What useable teaching benefits do you get as a teacher leader for the NWU Master of Historical Studies program?

Every time I am involved with a project or class as part of the NWU Historical Studies program I learn something that makes me a better teacher! First, the program allows teachers to collaborate with experts in the field of history education. The partnership with Dr. Sam Wineburg and the Stanford History Education Group has been instrumental in our work to develop a district-wide curriculum embracing historical thinking. At the elementary level, we are engaged in action-research as we take what SHEG has done in high school and adapted it to our classrooms. Second, I have had the opportunity to work with LPS teachers in grades K-12. Rarely do teachers have time or opportunity to engage in conversations about best practices, standards, and assessment across grade levels. Our conversations and collaboration help all of us better prepare students for the next level. 

What are some new strategies or trends or ideas that are on the horizon for teachers such as you in History?

The work LPS has done with historical thinking has prepared us for many key tenets of the Common Core standards.

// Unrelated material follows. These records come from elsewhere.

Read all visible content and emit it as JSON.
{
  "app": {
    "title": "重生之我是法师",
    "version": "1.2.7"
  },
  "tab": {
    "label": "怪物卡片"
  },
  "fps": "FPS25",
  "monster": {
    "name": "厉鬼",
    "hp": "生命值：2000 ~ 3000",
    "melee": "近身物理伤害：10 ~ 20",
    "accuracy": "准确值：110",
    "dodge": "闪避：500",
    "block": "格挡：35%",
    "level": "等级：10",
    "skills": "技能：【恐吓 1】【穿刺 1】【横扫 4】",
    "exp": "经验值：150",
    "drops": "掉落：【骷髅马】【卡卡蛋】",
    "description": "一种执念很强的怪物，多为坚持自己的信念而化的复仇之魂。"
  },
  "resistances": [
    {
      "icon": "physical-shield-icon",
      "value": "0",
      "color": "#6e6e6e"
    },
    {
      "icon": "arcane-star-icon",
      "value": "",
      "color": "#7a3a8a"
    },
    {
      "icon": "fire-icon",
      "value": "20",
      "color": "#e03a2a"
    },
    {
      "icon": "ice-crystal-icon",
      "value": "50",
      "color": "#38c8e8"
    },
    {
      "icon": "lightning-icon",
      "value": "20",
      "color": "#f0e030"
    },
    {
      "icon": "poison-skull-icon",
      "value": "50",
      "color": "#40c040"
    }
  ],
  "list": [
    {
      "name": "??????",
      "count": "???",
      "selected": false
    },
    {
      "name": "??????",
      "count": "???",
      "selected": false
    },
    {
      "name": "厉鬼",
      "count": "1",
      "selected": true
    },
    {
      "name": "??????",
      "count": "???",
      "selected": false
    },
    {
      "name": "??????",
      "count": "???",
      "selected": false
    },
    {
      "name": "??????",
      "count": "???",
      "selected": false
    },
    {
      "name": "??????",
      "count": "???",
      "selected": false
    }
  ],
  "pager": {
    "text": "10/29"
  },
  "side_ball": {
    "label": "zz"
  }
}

Further, thanks to digital media, my fourth graders can access online archives, locate information, and traverse documentary records once only viewed by researchers with white gloves and microfiche readers; thus, it becomes essential for our history classrooms to embrace technology as we teach students to navigate the complexity of the digital realm in seeking answers to questions of the past, present, and future.


Published: July 29, 2013, Updated: July 29, 2013